**YOUR GOAL:** Search the data below for the string "true" and copy all lines where it shows up.

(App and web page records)
● ● ● ● ● ● ●
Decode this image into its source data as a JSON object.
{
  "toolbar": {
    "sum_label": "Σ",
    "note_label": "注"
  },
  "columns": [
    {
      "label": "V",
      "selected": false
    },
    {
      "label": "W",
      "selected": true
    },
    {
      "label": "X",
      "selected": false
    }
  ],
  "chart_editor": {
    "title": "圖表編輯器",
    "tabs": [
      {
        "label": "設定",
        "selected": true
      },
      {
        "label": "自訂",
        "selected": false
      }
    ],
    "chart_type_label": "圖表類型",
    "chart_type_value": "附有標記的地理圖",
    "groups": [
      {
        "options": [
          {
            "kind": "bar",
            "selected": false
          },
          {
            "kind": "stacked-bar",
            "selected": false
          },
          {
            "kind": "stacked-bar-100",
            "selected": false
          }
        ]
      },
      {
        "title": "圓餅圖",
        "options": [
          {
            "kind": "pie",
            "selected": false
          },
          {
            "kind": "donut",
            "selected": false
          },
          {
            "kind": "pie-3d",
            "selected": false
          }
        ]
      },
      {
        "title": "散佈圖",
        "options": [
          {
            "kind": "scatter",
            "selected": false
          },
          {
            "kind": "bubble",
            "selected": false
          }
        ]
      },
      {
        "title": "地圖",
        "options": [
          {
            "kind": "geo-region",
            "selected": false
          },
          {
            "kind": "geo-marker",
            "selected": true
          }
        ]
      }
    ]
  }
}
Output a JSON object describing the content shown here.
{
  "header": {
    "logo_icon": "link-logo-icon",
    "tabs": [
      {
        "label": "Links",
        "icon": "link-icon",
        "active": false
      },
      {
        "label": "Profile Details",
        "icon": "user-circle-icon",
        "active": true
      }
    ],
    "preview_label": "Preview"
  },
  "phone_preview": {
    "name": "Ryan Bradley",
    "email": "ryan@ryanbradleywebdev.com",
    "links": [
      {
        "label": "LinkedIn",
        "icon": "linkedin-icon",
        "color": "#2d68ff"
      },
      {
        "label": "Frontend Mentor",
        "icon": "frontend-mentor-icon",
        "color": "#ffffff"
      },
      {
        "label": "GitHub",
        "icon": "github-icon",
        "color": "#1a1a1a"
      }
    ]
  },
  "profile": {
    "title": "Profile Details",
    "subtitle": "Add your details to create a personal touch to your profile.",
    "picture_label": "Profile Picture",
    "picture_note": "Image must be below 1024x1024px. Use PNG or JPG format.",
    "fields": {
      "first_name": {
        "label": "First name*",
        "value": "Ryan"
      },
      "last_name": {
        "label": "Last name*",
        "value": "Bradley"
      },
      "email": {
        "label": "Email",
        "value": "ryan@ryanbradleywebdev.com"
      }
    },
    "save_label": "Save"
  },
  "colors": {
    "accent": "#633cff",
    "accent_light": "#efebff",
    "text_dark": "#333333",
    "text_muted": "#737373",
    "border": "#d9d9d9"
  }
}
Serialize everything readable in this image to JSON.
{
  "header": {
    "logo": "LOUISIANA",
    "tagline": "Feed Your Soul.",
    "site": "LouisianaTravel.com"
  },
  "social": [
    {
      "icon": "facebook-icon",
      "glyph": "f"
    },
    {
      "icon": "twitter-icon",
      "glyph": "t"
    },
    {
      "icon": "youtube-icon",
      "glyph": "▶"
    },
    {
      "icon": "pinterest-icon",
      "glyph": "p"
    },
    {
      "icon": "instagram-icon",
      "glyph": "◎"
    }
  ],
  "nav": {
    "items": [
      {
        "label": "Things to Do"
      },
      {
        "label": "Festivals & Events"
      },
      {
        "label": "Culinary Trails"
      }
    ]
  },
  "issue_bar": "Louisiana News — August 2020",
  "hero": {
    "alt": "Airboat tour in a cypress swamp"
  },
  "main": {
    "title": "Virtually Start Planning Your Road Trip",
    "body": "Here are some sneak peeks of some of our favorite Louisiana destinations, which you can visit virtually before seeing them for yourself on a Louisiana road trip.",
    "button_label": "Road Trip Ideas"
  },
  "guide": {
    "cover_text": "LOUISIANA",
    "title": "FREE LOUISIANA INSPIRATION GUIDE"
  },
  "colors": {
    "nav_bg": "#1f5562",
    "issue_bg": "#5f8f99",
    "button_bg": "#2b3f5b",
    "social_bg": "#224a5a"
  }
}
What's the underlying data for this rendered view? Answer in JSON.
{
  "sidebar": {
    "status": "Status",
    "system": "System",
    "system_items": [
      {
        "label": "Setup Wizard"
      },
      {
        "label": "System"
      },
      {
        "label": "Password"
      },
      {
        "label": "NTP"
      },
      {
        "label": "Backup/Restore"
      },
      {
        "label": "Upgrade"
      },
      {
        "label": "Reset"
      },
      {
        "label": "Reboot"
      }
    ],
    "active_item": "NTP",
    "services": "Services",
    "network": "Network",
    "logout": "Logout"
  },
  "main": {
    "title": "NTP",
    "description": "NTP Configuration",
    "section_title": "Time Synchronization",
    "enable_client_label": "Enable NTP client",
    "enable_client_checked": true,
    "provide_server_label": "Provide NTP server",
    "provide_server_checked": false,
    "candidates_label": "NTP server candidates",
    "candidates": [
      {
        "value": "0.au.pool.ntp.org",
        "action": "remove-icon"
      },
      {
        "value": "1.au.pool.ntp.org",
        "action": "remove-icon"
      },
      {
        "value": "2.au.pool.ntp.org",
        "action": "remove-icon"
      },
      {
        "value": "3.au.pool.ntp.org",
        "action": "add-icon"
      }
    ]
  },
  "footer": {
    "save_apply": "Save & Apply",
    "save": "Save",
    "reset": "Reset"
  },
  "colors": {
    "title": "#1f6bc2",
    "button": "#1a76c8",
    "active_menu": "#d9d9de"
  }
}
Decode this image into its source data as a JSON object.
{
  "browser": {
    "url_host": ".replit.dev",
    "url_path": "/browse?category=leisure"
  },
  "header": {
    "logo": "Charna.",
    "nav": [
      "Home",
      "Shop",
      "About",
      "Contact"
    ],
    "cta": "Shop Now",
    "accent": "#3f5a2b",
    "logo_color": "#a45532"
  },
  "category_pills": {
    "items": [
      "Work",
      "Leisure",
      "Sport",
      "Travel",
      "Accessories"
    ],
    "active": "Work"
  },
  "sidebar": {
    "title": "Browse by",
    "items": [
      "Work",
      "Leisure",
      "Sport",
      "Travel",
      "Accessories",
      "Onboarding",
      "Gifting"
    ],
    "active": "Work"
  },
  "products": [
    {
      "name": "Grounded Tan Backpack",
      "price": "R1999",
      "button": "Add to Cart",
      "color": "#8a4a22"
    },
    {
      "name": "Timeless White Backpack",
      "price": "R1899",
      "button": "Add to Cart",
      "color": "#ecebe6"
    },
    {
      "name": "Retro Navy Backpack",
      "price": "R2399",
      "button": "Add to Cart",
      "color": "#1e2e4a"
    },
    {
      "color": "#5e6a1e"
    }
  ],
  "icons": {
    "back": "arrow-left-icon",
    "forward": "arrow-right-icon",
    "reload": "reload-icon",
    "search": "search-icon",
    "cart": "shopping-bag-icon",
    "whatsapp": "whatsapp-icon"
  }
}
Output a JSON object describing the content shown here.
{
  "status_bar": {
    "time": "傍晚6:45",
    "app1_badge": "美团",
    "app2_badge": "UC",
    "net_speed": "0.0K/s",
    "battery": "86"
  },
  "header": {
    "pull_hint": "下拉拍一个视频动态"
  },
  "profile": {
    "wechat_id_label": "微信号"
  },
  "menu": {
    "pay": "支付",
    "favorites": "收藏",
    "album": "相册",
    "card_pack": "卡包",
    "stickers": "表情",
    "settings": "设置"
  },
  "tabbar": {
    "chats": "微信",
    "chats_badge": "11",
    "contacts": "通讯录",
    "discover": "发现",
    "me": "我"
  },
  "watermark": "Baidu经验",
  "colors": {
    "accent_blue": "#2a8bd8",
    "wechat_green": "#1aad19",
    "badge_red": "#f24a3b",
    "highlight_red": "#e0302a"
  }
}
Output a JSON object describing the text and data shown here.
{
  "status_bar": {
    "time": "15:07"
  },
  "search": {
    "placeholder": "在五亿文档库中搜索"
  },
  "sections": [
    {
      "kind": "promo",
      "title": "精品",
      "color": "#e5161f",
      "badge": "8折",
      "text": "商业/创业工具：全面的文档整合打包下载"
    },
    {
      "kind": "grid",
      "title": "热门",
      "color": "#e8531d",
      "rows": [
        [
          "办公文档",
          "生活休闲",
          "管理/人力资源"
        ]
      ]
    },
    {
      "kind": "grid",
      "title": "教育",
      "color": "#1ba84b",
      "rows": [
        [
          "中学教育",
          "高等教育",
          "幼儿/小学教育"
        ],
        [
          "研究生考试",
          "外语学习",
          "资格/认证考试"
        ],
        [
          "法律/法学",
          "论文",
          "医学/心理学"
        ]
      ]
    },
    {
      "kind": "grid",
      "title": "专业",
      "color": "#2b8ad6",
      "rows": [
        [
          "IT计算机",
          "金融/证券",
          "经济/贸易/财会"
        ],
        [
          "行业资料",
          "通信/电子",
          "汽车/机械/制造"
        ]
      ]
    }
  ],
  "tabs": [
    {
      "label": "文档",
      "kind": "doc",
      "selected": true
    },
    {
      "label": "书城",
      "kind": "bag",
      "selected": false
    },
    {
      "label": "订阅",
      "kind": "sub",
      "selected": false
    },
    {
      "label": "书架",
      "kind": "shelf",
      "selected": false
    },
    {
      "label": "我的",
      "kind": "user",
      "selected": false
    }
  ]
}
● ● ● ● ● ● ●
**RESPONSE TO THE EXERCISE:**
      "selected": true
        "selected": true
            "selected": true
        "active": true
    "enable_client_checked": true,
      "selected": true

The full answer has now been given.